> **Action item**
Tally the lines below that contain the word "subtitle". Only the total should be given.

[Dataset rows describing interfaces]
—————
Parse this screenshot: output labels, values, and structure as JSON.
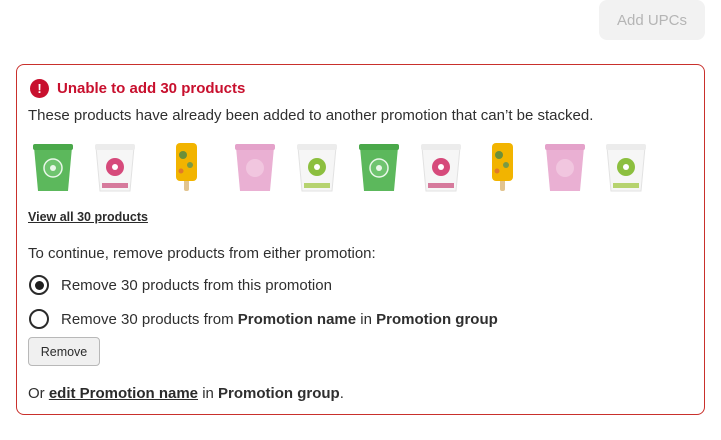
{
  "toolbar": {
    "add_upcs_label": "Add UPCs"
  },
  "error": {
    "title": "Unable to add 30 products",
    "description": "These products have already been added to another promotion that can’t be stacked.",
    "view_all": "View all 30 products",
    "instruction": "To continue, remove products from either promotion:",
    "option1": "Remove 30 products from this promotion",
    "option2_prefix": "Remove 30 products from ",
    "promotion_name": "Promotion name",
    "in_word": " in ",
    "promotion_group": "Promotion group",
    "remove_label": "Remove",
    "or_prefix": "Or ",
    "edit_link": "edit Promotion name",
    "or_suffix": " in ",
    "period": "."
  },
  "products": [
    {
      "kind": "tub",
      "color": "#5cb85c",
      "label": "green tub"
    },
    {
      "kind": "tub",
      "color": "#d64a7b",
      "label": "white-pink tub"
    },
    {
      "kind": "pop",
      "color": "#f2b400",
      "label": "popsicle"
    },
    {
      "kind": "tub",
      "color": "#e8a9cf",
      "label": "pink tub"
    },
    {
      "kind": "tub",
      "color": "#8cbf3f",
      "label": "white-green tub"
    },
    {
      "kind": "tub",
      "color": "#5cb85c",
      "label": "green tub"
    },
    {
      "kind": "tub",
      "color": "#d64a7b",
      "label": "white-pink tub"
    },
    {
      "kind": "pop",
      "color": "#f2b400",
      "label": "popsicle"
    },
    {
      "kind": "tub",
      "color": "#e8a9cf",
      "label": "pink tub"
    },
    {
      "kind": "tub",
      "color": "#8cbf3f",
      "label": "white-green tub"
    }
  ],
  "selected_option": 1,
  "colors": {
    "error": "#c8102e",
    "border": "#c9302c"
  }
}
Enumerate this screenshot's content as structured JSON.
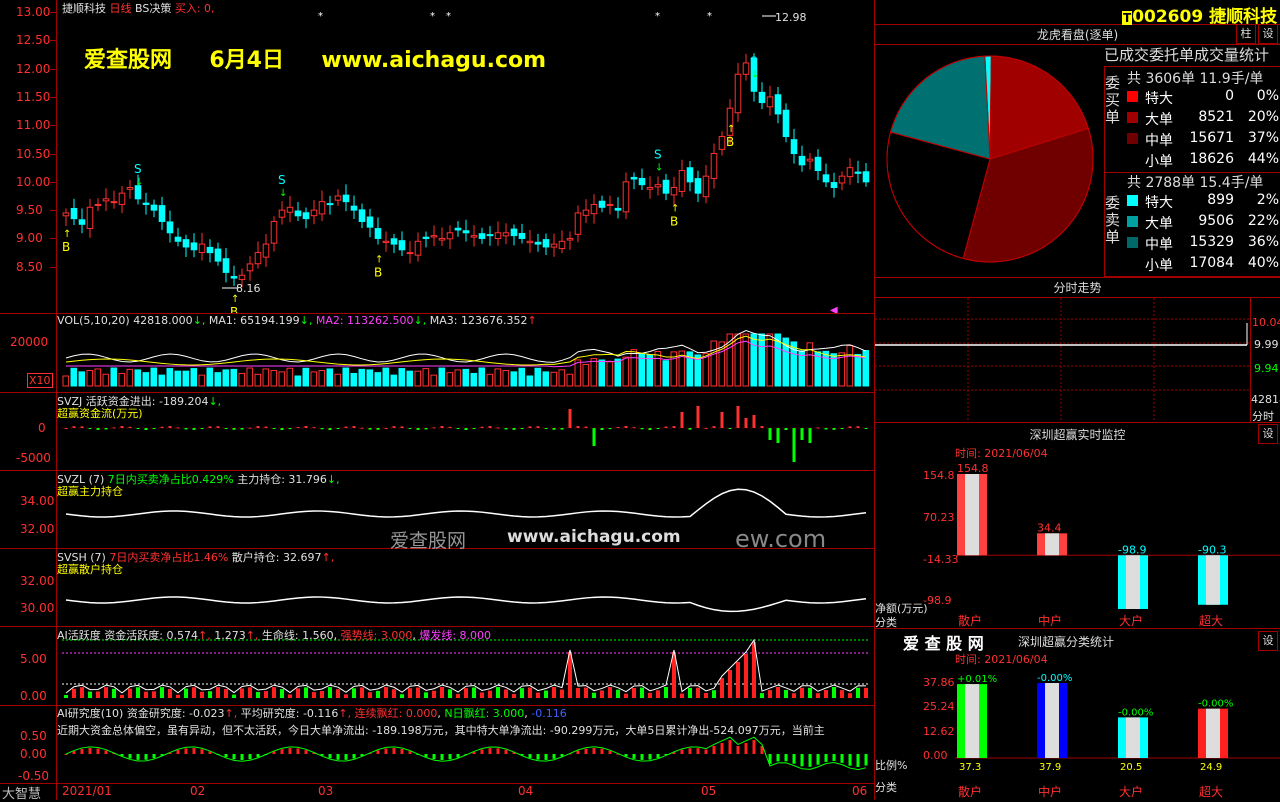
{
  "main_chart": {
    "stock_name": "捷顺科技",
    "period": "日线",
    "strategy": "BS决策",
    "buy_label": "买入: 0,",
    "watermark_site": "爱查股网",
    "watermark_date": "6月4日",
    "watermark_url": "www.aichagu.com",
    "high_label": "12.98",
    "low_label": "8.16",
    "y_axis": [
      "13.00",
      "12.50",
      "12.00",
      "11.50",
      "11.00",
      "10.50",
      "10.00",
      "9.50",
      "9.00",
      "8.50"
    ]
  },
  "vol_panel": {
    "title": "VOL(5,10,20)",
    "val": "42818.000",
    "ma1_label": "MA1: 65194.199",
    "ma2_label": "MA2: 113262.500",
    "ma3_label": "MA3: 123676.352",
    "y_axis": [
      "20000"
    ],
    "unit": "X10"
  },
  "svzj_panel": {
    "title": "SVZJ",
    "desc": "活跃资金进出: -189.204",
    "subtitle": "超赢资金流(万元)",
    "y_axis": [
      "0",
      "-5000"
    ]
  },
  "svzl_panel": {
    "title": "SVZL (7)",
    "ratio_label": "7日内买卖净占比0.429%",
    "hold_label": "主力持仓: 31.796",
    "subtitle": "超赢主力持仓",
    "y_axis": [
      "34.00",
      "32.00"
    ],
    "watermark": "爱查股网",
    "watermark_url": "www.aichagu.com",
    "watermark_tail": "ew.com"
  },
  "svsh_panel": {
    "title": "SVSH (7)",
    "ratio_label": "7日内买卖净占比1.46%",
    "hold_label": "散户持仓: 32.697",
    "subtitle": "超赢散户持仓",
    "y_axis": [
      "32.00",
      "30.00"
    ]
  },
  "ai_active_panel": {
    "title": "AI活跃度",
    "activity_label": "资金活跃度: 0.574",
    "v2": "1.273",
    "life_label": "生命线: 1.560",
    "strong_label": "强势线: 3.000",
    "burst_label": "爆发线: 8.000",
    "y_axis": [
      "5.00",
      "0.00"
    ]
  },
  "ai_research_panel": {
    "title": "AI研究度(10)",
    "research_label": "资金研究度: -0.023",
    "avg_label": "平均研究度: -0.116",
    "red_label": "连续飘红: 0.000",
    "n_label": "N日飘红: 3.000",
    "tail_val": "-0.116",
    "commentary": "近期大资金总体偏空，虽有异动，但不太活跃，今日大单净流出: -189.198万元，其中特大单净流出: -90.299万元，大单5日累计净出-524.097万元，当前主",
    "y_axis": [
      "0.50",
      "0.00",
      "-0.50"
    ]
  },
  "x_axis": {
    "label_left": "大智慧",
    "dates": [
      "2021/01",
      "02",
      "03",
      "04",
      "05",
      "06"
    ]
  },
  "right_header": {
    "code": "002609",
    "name": "捷顺科技"
  },
  "dragon_tiger": {
    "title": "龙虎看盘(逐单)",
    "btn_pin": "柱",
    "btn_settings": "设",
    "subtitle": "已成交委托单成交量统计",
    "buy_side_label": "委买单",
    "buy_total": "共 3606单 11.9手/单",
    "buy_rows": [
      {
        "name": "特大",
        "count": "0",
        "pct": "0%",
        "color": "#ff0000"
      },
      {
        "name": "大单",
        "count": "8521",
        "pct": "20%",
        "color": "#a00000"
      },
      {
        "name": "中单",
        "count": "15671",
        "pct": "37%",
        "color": "#700000"
      },
      {
        "name": "小单",
        "count": "18626",
        "pct": "44%",
        "color": "#000000"
      }
    ],
    "sell_side_label": "委卖单",
    "sell_total": "共 2788单 15.4手/单",
    "sell_rows": [
      {
        "name": "特大",
        "count": "899",
        "pct": "2%",
        "color": "#00ffff"
      },
      {
        "name": "大单",
        "count": "9506",
        "pct": "22%",
        "color": "#00a0a0"
      },
      {
        "name": "中单",
        "count": "15329",
        "pct": "36%",
        "color": "#006868"
      },
      {
        "name": "小单",
        "count": "17084",
        "pct": "40%",
        "color": "#000000"
      }
    ]
  },
  "intraday": {
    "title": "分时走势",
    "y_axis": [
      "10.04",
      "9.99",
      "9.94"
    ],
    "vol_label": "42818",
    "time_label": "分时"
  },
  "realtime_monitor": {
    "title": "深圳超赢实时监控",
    "btn_settings": "设",
    "time_label": "时间: 2021/06/04",
    "y_axis": [
      "154.8",
      "70.23",
      "-14.33",
      "-98.9"
    ],
    "unit_label": "净额(万元)",
    "category_label": "分类",
    "bars": [
      {
        "name": "散户",
        "value": 154.8,
        "label": "154.8",
        "color": "#ff4040"
      },
      {
        "name": "中户",
        "value": 34.4,
        "label": "34.4",
        "color": "#ff4040"
      },
      {
        "name": "大户",
        "value": -98.9,
        "label": "-98.9",
        "color": "#00ffff"
      },
      {
        "name": "超大",
        "value": -90.3,
        "label": "-90.3",
        "color": "#00ffff"
      }
    ]
  },
  "class_stats": {
    "site": "爱 查 股 网",
    "title": "深圳超赢分类统计",
    "btn_settings": "设",
    "time_label": "时间: 2021/06/04",
    "y_axis": [
      "37.86",
      "25.24",
      "12.62",
      "0.00"
    ],
    "ratio_label": "比例%",
    "category_label": "分类",
    "bars": [
      {
        "name": "散户",
        "value": 37.3,
        "label": "37.3",
        "change": "+0.01%",
        "color": "#00ff00"
      },
      {
        "name": "中户",
        "value": 37.9,
        "label": "37.9",
        "change": "-0.00%",
        "color": "#0000ff"
      },
      {
        "name": "大户",
        "value": 20.5,
        "label": "20.5",
        "change": "-0.00%",
        "color": "#00ffff"
      },
      {
        "name": "超大",
        "value": 24.9,
        "label": "24.9",
        "change": "-0.00%",
        "color": "#ff2020"
      }
    ]
  },
  "chart_data": {
    "type": "candlestick",
    "title": "捷顺科技 日线",
    "x_range": [
      "2021/01",
      "2021/06/04"
    ],
    "ylim": [
      8.16,
      12.98
    ],
    "close": [
      9.45,
      9.35,
      9.25,
      9.55,
      9.6,
      9.7,
      9.65,
      9.8,
      9.9,
      9.7,
      9.6,
      9.5,
      9.3,
      9.1,
      8.95,
      8.85,
      8.8,
      8.9,
      8.75,
      8.6,
      8.4,
      8.3,
      8.35,
      8.55,
      8.75,
      8.9,
      9.3,
      9.5,
      9.55,
      9.4,
      9.35,
      9.5,
      9.65,
      9.6,
      9.75,
      9.65,
      9.5,
      9.3,
      9.2,
      9.0,
      8.95,
      8.9,
      8.8,
      8.75,
      8.95,
      9.0,
      9.05,
      9.0,
      9.1,
      9.15,
      9.1,
      9.05,
      9.0,
      9.05,
      9.1,
      9.1,
      9.05,
      9.0,
      8.95,
      8.9,
      8.85,
      8.9,
      8.95,
      9.0,
      9.45,
      9.5,
      9.6,
      9.55,
      9.6,
      9.5,
      10.0,
      10.05,
      9.95,
      9.9,
      9.95,
      9.8,
      9.9,
      10.2,
      10.0,
      9.8,
      10.1,
      10.5,
      10.8,
      11.3,
      11.9,
      12.1,
      11.6,
      11.4,
      11.5,
      11.2,
      10.8,
      10.5,
      10.3,
      10.4,
      10.2,
      10.0,
      9.9,
      10.1,
      10.25,
      10.15,
      10.0
    ]
  }
}
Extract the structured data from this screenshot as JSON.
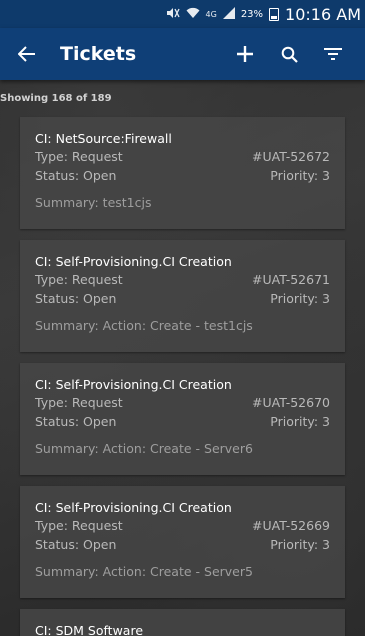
{
  "status_bar": {
    "battery": "23%",
    "time": "10:16 AM",
    "network": "4G"
  },
  "app_bar": {
    "title": "Tickets"
  },
  "list": {
    "count_text": "Showing 168 of 189",
    "tickets": [
      {
        "ci": "CI: NetSource:Firewall",
        "type": "Type: Request",
        "id": "#UAT-52672",
        "status": "Status: Open",
        "priority": "Priority: 3",
        "summary": "Summary: test1cjs"
      },
      {
        "ci": "CI: Self-Provisioning.CI Creation",
        "type": "Type: Request",
        "id": "#UAT-52671",
        "status": "Status: Open",
        "priority": "Priority: 3",
        "summary": "Summary: Action: Create - test1cjs"
      },
      {
        "ci": "CI: Self-Provisioning.CI Creation",
        "type": "Type: Request",
        "id": "#UAT-52670",
        "status": "Status: Open",
        "priority": "Priority: 3",
        "summary": "Summary: Action: Create - Server6"
      },
      {
        "ci": "CI: Self-Provisioning.CI Creation",
        "type": "Type: Request",
        "id": "#UAT-52669",
        "status": "Status: Open",
        "priority": "Priority: 3",
        "summary": "Summary: Action: Create - Server5"
      },
      {
        "ci": "CI: SDM Software"
      }
    ]
  }
}
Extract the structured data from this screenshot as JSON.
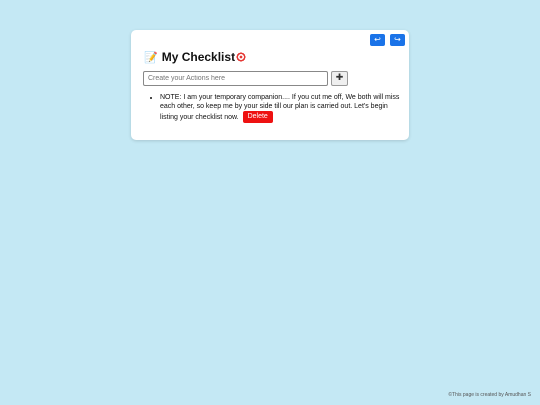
{
  "nav": {
    "undo_glyph": "↩",
    "redo_glyph": "↪",
    "undo_icon": "undo-arrow-icon",
    "redo_icon": "redo-arrow-icon"
  },
  "header": {
    "title": "My Checklist",
    "lead_emoji": "📝",
    "lead_icon": "memo-icon",
    "trail_icon": "target-icon"
  },
  "input": {
    "placeholder": "Create your Actions here",
    "value": "",
    "add_glyph": "✚",
    "add_icon": "plus-icon"
  },
  "items": [
    {
      "text": "NOTE: I am your temporary companion.... If you cut me off, We both will miss each other, so keep me by your side till our plan is carried out. Let's begin listing your checklist now.",
      "delete_label": "Delete"
    }
  ],
  "footer": {
    "credit": "©This page is created by Amudhan S"
  },
  "colors": {
    "background": "#c4e8f4",
    "nav_button": "#1a73e8",
    "delete_button": "#ee1111"
  }
}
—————
> **Task solution**
4